**SUPPLIED DATA**
§ §

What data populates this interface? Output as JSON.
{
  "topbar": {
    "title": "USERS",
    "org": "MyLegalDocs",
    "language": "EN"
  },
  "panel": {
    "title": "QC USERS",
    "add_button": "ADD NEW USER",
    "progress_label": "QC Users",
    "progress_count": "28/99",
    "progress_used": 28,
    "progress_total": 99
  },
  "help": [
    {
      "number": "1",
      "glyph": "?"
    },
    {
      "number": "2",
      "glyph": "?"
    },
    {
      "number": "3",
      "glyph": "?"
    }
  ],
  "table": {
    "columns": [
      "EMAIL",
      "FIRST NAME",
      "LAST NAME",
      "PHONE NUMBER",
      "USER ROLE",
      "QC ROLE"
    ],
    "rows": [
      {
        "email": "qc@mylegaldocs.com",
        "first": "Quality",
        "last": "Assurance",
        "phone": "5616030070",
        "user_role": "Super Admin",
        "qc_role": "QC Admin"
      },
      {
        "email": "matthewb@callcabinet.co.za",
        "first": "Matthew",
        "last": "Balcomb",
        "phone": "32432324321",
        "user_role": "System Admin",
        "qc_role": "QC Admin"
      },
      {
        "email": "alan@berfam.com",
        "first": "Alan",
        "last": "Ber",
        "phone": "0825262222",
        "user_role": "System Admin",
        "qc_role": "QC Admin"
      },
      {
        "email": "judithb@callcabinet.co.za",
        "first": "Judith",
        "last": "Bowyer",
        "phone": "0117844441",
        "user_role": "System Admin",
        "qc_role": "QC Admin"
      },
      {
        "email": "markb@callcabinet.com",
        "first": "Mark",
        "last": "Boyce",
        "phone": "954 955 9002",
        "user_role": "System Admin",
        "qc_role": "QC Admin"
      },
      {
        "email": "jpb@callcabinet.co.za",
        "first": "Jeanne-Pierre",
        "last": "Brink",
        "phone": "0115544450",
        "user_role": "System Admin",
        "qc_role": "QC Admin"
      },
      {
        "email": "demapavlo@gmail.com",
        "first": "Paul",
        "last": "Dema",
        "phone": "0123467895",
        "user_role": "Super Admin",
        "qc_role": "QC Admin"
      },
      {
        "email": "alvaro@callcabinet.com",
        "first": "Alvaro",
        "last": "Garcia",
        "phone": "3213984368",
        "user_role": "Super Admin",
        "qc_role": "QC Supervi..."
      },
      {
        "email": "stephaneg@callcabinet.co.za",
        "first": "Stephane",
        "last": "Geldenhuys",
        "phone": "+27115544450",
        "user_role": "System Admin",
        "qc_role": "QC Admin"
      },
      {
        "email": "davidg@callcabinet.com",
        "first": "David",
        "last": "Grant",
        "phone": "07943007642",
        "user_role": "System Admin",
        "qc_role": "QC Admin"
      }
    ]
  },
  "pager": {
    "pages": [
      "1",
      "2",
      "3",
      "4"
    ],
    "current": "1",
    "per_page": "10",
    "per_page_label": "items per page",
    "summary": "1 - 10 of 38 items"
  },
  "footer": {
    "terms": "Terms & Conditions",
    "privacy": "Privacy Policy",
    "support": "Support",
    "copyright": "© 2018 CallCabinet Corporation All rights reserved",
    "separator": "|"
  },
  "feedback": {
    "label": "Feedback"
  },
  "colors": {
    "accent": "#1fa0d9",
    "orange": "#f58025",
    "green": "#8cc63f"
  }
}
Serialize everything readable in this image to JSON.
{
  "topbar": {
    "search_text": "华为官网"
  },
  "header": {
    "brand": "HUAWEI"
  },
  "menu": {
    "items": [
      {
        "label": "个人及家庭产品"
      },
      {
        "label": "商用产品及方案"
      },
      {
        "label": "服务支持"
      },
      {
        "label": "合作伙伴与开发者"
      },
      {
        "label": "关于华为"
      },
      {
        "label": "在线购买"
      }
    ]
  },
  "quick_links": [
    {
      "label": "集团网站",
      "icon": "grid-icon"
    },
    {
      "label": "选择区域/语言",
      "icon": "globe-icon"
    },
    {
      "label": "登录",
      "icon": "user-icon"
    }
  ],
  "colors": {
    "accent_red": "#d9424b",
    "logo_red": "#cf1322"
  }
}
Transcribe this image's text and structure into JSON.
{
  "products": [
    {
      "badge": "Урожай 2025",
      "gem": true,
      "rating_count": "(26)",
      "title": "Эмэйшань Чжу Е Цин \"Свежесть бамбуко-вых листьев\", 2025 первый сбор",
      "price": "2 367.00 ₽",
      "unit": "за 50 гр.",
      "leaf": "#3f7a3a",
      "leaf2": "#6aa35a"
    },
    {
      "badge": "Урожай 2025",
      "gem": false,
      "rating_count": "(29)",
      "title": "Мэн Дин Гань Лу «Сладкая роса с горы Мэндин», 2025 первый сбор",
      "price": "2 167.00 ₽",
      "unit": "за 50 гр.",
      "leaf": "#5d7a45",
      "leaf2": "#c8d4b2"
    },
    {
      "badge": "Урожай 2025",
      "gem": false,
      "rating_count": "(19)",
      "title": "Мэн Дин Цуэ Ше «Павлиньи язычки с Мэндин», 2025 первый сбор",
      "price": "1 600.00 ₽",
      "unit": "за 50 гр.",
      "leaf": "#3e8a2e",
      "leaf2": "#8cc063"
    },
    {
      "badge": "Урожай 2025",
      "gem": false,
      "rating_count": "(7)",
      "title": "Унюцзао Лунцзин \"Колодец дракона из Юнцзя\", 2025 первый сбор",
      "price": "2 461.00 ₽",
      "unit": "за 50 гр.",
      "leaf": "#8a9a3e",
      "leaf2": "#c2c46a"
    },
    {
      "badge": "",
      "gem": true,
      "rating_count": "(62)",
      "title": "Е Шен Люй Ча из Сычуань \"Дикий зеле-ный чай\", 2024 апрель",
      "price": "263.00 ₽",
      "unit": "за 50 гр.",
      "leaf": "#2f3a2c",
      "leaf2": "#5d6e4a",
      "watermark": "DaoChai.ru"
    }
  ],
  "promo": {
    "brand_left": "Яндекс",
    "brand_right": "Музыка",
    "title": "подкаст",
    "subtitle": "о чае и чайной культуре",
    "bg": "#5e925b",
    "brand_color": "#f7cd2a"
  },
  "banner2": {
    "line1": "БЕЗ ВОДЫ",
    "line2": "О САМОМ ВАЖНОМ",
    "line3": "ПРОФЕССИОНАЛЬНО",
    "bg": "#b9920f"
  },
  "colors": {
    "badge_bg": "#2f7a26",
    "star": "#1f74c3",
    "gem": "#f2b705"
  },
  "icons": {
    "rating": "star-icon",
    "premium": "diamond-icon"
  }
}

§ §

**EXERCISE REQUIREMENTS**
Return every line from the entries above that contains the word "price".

**TASK RESPONSE**
      "price": "2 367.00 ₽",
      "price": "2 167.00 ₽",
      "price": "1 600.00 ₽",
      "price": "2 461.00 ₽",
      "price": "263.00 ₽",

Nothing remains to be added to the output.